Parents praise heroin information meeting at Fallston Middle School

Fallston's Kim Gorsuch, center, and her son Thomas, 13, were among those attending an information meeting on heroin and other drugs at Fallston Middle School.
Fallston's Kim Gorsuch, center, and her son Thomas, 13, were among those attending an information meeting on heroin and other drugs at Fallston Middle School. (BRYNA ZUMER | AEGIS STAFF)

The second of Harford County's anti-drug information meetings aimed at middle-school parents drew another large crowd to Fallston Middle School to hear about the dangers of heroin and other drugs Wednesday.

About 200 people filled the middle school gym to hear the grim local statistics about drug and alcohol use in a presentation led by Joe Ryan, the county's drug policy director. The county government posted on social media that 240 parents and students attended.

Many in the audience were moved by Sandra "Sandi" Gallion, who shared her story of losing her son, Nolan Gallion III, 24, to heroin abuse in January. Sandi Gallion is a Level-area resident whose family is active in fire and emergency medical services.

"I think the mother's speech was pretty powerful," Forest Hill's Joe VanDalsum, who has an 8th-grade student at Fallston Middle and a 10th-grade student at Fallston High School, said.


He pointed out the Gallions, because of their involvement in fire and EMS, knew the dangers of drugs, but their son was still susceptible.

Mike Gigliotos, another Forest Hill parent with a 7th-grade student at Fallston Middle, added: "It definitely put an emotional level to it."

Harford County has been offering six information meetings at middle schools, part of an effort to keep younger residents from trying drugs.

The remaining four presentations come to Aberdeen Middle School this Tuesday, North Harford Middle School on Oct. 22, Edgewood Middle School on Oct. 28 and Southampton Middle School on Nov. 5. All presentations are at 6:30 p.m.

"I think it was one of the best presentations I have heard in months," Fallston's Mike Hayden said. "I can't say enough. Every parent should come to one of these meetings."

Hayden is a chaplain for the Fallston Volunteer Fire Company, who is training to be an emergency medical technician, and he brought his son, Billy, 13, a Fallston Middle School student, to Wednesday's meeting.

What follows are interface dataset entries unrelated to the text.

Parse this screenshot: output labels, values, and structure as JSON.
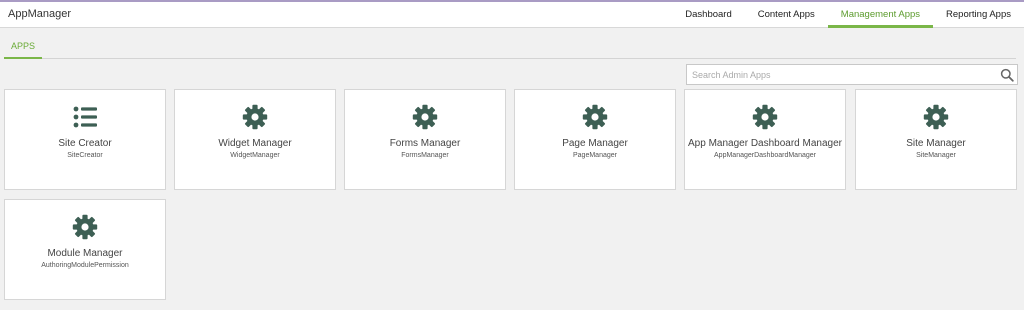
{
  "app": {
    "title": "AppManager"
  },
  "nav": {
    "items": [
      {
        "label": "Dashboard",
        "active": false
      },
      {
        "label": "Content Apps",
        "active": false
      },
      {
        "label": "Management Apps",
        "active": true
      },
      {
        "label": "Reporting Apps",
        "active": false
      }
    ]
  },
  "subtabs": {
    "apps": "APPS"
  },
  "search": {
    "placeholder": "Search Admin Apps",
    "value": ""
  },
  "colors": {
    "accent": "#7ab648",
    "icon": "#3d5f54",
    "topBorder": "#a99bc4"
  },
  "apps": [
    {
      "name": "Site Creator",
      "code": "SiteCreator",
      "icon": "list-icon"
    },
    {
      "name": "Widget Manager",
      "code": "WidgetManager",
      "icon": "gear-icon"
    },
    {
      "name": "Forms Manager",
      "code": "FormsManager",
      "icon": "gear-icon"
    },
    {
      "name": "Page Manager",
      "code": "PageManager",
      "icon": "gear-icon"
    },
    {
      "name": "App Manager Dashboard Manager",
      "code": "AppManagerDashboardManager",
      "icon": "gear-icon"
    },
    {
      "name": "Site Manager",
      "code": "SiteManager",
      "icon": "gear-icon"
    },
    {
      "name": "Module Manager",
      "code": "AuthoringModulePermission",
      "icon": "gear-icon"
    }
  ]
}
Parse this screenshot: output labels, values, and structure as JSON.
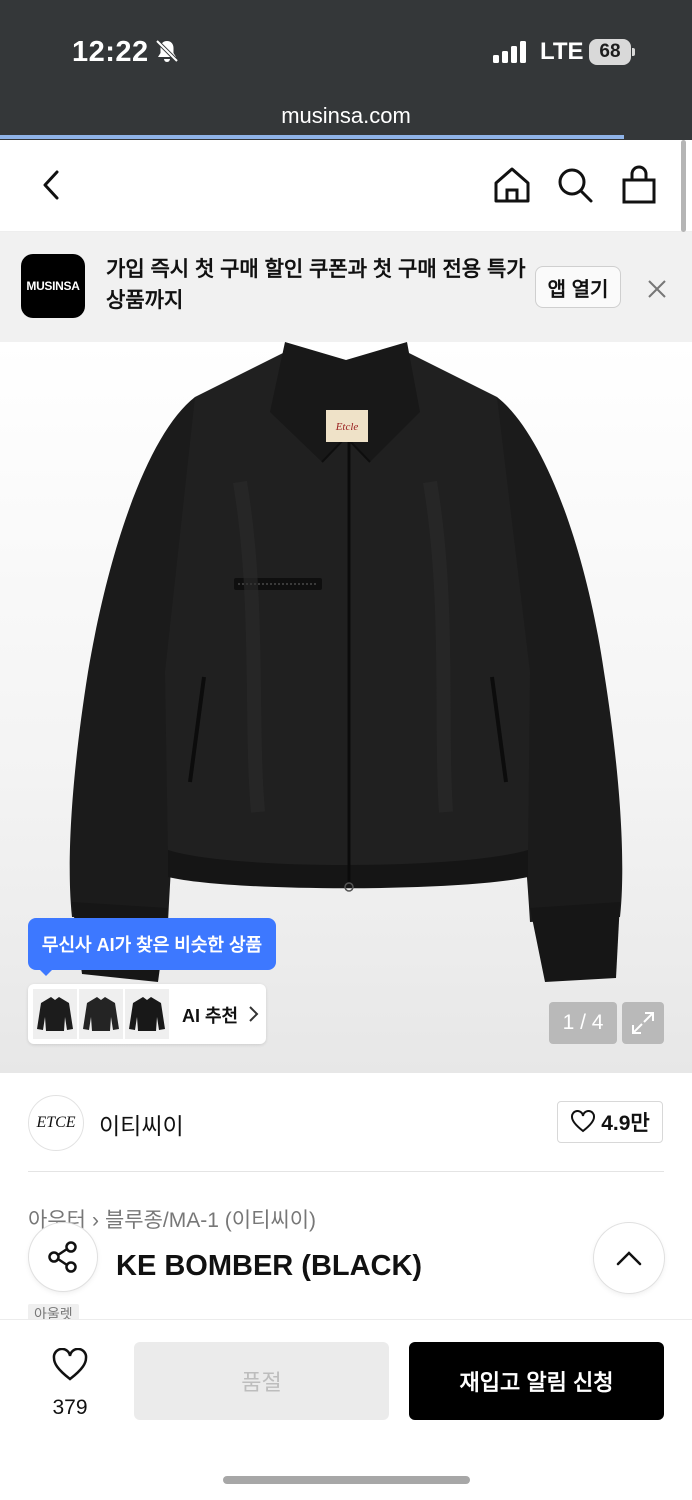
{
  "status_bar": {
    "time": "12:22",
    "network": "LTE",
    "battery": "68",
    "icons": [
      "bell-slash-icon",
      "signal-icon",
      "battery-icon"
    ]
  },
  "browser": {
    "url": "musinsa.com",
    "load_progress_percent": 90
  },
  "nav": {
    "icons": [
      "back-arrow-icon",
      "home-icon",
      "search-icon",
      "shopping-bag-icon"
    ]
  },
  "app_banner": {
    "logo_text": "MUSINSA",
    "message": "가입 즉시 첫 구매 할인 쿠폰과 첫 구매 전용 특가 상품까지",
    "open_app_label": "앱 열기"
  },
  "gallery": {
    "ai_tooltip": "무신사 AI가 찾은 비슷한 상품",
    "ai_recommend_label": "AI 추천",
    "page_indicator": "1 / 4",
    "colors": {
      "jacket": "#1c1c1c",
      "tooltip": "#3d78ff"
    }
  },
  "brand": {
    "logo_text": "ETCE",
    "name": "이티씨이",
    "likes": "4.9만"
  },
  "product": {
    "breadcrumb": [
      "아우터",
      "블루종/MA-1 (이티씨이)"
    ],
    "title": "KE BOMBER (BLACK)",
    "tag": "아울렛"
  },
  "bottom_bar": {
    "wish_count": "379",
    "soldout_label": "품절",
    "restock_label": "재입고 알림 신청"
  }
}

"I go to some of these incidents, and it breaks your heart," Hayden explained about drug-related calls for help. "You have got to look out for your children...I wanted my son to hear the reality of what it [the drug] is doing, and they did such a great job expressing how valuable our kids are."

Billy Hayden also said he thought the presentation was "good."

Bente Uhlig, another attendee, said she had been a foster mother for five years.

She called the presentation "really good, but, honestly, I wish they would talk more about how to talk to our kids about [drug use]."

"It's affecting not just the addicts but the next generation," she said about children who are impacted by parents who use heroin. "At what age do I start talking to them? But, I am glad at least the discussion is happening about heroin."

Uhlig lives in Bel Air, which, as Sheriff's Office Lt. Lee Dunbar noted during the presentation, has seen the largest number of overdoses in Harford County this year.

With 145 overdoses so far, Dunbar told the crowd: "It is the most dangerous drug we have out there right now."

The most recent overdose was also in Bel Air, suffered by a young man who was overdosing for his third time, Dunbar said.


Joe VanDalsum, of Forest Hill, said afterward he came to get "some insight as to what to look for," particularly for marijuana use, in teens, but he was shocked to hear the recovery rate for heroin use is only 3 percent.

"That hit me between the eyes," he said. "You can't get out of it; that's the scary thing."

Mike Gigliotos also said about heroin use: "It's like a slippery slope you can't get out of."

He said he was not especially concerned about his children using drugs, but is worried about "something thrown at you" where a child takes "some weird turn" into drugs.

Although he feels like his children "are a million miles away from this," it could still happen.

Sandi Gallion and Joe Ryan, director of the Harford County Office of Drug Control Policy, echoed a public service announcement ad made recently by the county that urges parents to search their children's belongings for any sign of unusual or potential drug-related activity.

"Your kids are living under your roof; they have no privacy. Make sure they don't," Gallion warned parents in the audience. "You never know who is going to be addicted."